Right now, the European Union is actually implementing a policy that should help bring down interest rates—giving free 390 billion euros and a further 360 billion euros in low-interest loans (about the same in US dollars) to the southern European countries as they battle the economic and financial fall-out from the coronavirus, just when they were recovering- some very slowly- from the economic disaster brought on by the American-led crash of 2008.
At first, the big hitters in the EU, Germany and France, said the money wasn’t there (partly because they thought it would be inflationary). But quite quickly, they changed their mind and said it was, and it could be given, not even lent.
Where did the northerners get such large amounts of money from? From their own overdraft. They used as collateral their heavyweight economies, enabling them to borrow at very low-interest rates.
Could they do the same today when interest rates are going up? They could because, by historical standards, interest rates and inflation are projected to fall next year as the slow down on the supply side of the world economy eases as the impact of the Corona-induced setback continues to lessen. Moreover, it seems Russia is going to loosen its grip on Ukrainian grain exports. So inflation and thus interest rates should come down, if not to nearly zero as they have been with the US Federal Reserve and the European Central Bank, at least to 2% or 3%, which is very small compared with the earlier pre-2008 decade. According to last week’s Economist, the UK treasury today can still borrow for 10 years at an annual interest rate of just 2.1%.
In the UK contest for a new prime minister, the former chancellor of the exchequer (minister of finance) Rishi Sunak, is arguing that he would implement a tax rise if made the country’s boss.
This is both anti-Keynesian and short-sighted. The poorer parts of British society have already been badly squeezed by 12 years of Conservative rule. Child poverty has increased badly, libraries have been shuttered, and the free health service short-changed. Most likely, more tax rises will be loaded against the poor, while giving the well-to-do a relatively lesser burden. This is the reverse of what should happen.
Keynes is widely regarded in the economics profession as the wisest economist who ever lived, save for Adam Smith, the originator of the science in the eighteenth century. To summarise, Keynes said in effect, “Let’s look at the problem this way. In a recession, a family has to cut its budget to survive. But, paradoxically, if a nation is in a recession, the government must spend if it is to get the economy and thus the national income per head to rise. Even though it will run a deficit and increase its debt if it’s growing it will outrun the new debt. As long as its economy is strong and well-managed it is more than credit-worthy and can carry the debt”.
To deal with the crisis of 2008, American policy under the government of President Barack Obama became practically 100% Keynesian. The Federal Reserve immediately after his election pumped $85 billion into the economy. When asked if the Fed had that amount of money on hand, its chairman Bernard Bernanke said, “we have 800 billion”. In fact, it had more—an unlimited credit card. The Fed can just print money, as many dollars as it wants. So too can the ECB and Japan. By the end of 2008, the Fed had pumped 1.3 trillion into the economy. Later, even conservative Germany went along with this policy.

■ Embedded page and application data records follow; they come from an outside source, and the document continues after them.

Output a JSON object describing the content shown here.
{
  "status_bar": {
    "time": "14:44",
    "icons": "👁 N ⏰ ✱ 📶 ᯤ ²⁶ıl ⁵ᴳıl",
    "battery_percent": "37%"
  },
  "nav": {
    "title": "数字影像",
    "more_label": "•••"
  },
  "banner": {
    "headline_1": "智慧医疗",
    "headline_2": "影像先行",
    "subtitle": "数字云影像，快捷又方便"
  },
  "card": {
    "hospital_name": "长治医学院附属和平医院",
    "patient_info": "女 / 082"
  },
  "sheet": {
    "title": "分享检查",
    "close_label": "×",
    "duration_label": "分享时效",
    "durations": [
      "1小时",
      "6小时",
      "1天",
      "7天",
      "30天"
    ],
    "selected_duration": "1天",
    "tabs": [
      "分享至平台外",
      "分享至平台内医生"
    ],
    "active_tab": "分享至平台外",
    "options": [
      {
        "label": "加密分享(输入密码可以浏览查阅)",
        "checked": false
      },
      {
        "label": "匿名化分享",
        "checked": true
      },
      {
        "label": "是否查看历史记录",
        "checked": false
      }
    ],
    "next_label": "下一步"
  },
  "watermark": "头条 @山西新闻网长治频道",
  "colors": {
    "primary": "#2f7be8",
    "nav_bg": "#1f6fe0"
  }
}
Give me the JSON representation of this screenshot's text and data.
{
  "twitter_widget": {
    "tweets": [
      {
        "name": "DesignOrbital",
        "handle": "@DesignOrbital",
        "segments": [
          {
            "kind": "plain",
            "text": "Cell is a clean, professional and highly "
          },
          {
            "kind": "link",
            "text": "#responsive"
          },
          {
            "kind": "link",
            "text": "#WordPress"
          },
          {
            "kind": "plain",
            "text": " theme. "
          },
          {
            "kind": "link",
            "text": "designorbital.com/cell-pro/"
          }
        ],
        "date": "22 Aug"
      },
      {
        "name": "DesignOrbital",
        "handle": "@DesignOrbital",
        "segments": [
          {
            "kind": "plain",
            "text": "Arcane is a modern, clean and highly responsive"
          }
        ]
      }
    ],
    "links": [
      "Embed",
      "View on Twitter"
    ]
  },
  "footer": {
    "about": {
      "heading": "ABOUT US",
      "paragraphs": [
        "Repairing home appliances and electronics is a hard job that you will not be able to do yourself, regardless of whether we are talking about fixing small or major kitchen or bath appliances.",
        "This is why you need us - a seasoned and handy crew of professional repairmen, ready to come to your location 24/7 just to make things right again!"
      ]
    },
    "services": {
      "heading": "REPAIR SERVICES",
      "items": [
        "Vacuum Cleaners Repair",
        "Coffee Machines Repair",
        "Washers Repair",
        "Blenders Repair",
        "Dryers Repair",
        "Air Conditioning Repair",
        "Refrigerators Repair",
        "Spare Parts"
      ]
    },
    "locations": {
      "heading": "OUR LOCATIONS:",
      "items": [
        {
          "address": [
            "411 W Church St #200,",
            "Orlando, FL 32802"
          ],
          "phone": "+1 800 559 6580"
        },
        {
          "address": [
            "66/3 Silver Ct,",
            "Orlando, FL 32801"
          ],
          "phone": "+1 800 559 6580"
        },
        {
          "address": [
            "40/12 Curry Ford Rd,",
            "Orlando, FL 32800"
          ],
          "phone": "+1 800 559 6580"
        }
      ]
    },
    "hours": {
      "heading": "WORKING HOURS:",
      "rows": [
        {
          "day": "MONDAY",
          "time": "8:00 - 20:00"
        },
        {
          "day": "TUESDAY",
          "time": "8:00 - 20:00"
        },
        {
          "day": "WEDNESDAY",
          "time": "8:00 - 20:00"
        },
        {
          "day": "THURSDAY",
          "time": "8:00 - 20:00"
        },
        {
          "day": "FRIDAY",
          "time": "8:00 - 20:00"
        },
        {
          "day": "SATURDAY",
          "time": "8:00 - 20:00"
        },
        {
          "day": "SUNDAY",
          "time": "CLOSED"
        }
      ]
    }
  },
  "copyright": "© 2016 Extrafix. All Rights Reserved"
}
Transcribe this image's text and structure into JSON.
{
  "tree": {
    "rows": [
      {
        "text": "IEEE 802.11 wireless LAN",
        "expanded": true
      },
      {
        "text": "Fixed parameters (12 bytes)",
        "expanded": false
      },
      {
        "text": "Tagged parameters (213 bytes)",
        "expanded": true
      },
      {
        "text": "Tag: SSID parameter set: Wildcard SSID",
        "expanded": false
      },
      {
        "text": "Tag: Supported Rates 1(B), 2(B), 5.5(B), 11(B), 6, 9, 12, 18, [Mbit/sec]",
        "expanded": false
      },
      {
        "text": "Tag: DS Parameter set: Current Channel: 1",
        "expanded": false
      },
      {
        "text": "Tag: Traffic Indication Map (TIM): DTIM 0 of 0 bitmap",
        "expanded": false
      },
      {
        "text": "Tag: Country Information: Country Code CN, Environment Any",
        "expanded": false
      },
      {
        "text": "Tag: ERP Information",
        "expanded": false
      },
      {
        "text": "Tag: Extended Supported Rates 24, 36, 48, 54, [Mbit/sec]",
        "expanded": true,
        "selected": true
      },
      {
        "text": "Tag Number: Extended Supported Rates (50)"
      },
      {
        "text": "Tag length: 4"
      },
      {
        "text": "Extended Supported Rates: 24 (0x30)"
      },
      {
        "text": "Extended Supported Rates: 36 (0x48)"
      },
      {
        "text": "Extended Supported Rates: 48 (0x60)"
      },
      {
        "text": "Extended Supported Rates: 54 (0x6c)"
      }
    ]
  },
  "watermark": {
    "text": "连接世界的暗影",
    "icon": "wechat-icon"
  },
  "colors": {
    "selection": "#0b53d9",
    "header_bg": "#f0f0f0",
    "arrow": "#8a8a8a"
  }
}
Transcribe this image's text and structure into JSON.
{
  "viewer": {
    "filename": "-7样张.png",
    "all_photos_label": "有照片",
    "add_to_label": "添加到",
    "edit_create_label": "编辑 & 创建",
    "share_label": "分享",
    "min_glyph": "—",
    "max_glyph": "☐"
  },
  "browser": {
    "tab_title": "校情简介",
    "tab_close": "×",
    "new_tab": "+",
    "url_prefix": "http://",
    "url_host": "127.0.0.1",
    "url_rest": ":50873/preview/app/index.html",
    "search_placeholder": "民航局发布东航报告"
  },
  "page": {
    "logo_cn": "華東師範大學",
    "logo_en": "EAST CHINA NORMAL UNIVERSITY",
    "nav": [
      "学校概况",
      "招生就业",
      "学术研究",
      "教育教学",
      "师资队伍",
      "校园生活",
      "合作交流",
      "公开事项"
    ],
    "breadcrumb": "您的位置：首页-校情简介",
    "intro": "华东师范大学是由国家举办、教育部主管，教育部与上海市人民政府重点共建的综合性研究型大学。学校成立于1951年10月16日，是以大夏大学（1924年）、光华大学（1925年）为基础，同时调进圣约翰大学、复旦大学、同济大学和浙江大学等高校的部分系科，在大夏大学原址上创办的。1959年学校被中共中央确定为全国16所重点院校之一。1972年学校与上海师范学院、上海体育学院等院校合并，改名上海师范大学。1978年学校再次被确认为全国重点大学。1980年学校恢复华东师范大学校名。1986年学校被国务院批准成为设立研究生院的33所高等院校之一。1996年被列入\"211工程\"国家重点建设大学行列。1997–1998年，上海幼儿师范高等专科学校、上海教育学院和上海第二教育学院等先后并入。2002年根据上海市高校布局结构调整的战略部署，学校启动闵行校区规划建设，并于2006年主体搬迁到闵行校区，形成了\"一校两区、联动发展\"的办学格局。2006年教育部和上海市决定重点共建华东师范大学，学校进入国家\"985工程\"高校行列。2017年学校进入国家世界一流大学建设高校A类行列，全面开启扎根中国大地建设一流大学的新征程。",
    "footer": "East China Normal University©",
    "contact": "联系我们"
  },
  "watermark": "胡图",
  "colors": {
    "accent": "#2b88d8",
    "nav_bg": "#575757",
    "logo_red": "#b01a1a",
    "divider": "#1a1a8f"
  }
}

The coronavirus made the policy relevant again in the US too, even more so than in 2008. The chair of the Fed, Jerome Powell, said, “when it comes to lending, we are not going to run out of ammunition”.
The policymakers today should be as wise as Keynes. Now is the time for governments to raise their spending, especially social and climate spending. They can afford to because it will precipitate growth. Growth will enable interest rates to fall. In this case, lower interest rates and growth will help lower the inflation rate. We should keep our eyes focussed on the Keynesian mantra. [IDN-InDepthNews – 19 July 2022]
Photo: King’s College, Cambridge. Keynes’s grandmother wrote to him saying that, since he was born in Cambridge, people will expect him to be clever. C BY-SA 2.0
IDN is the flagship agency of the Non-profit International Press Syndicate.
This article is published under the Creative Commons Attribution 4.0 International licence. You are free to share, remix, tweak and build upon it non-commercially. Please give due credit.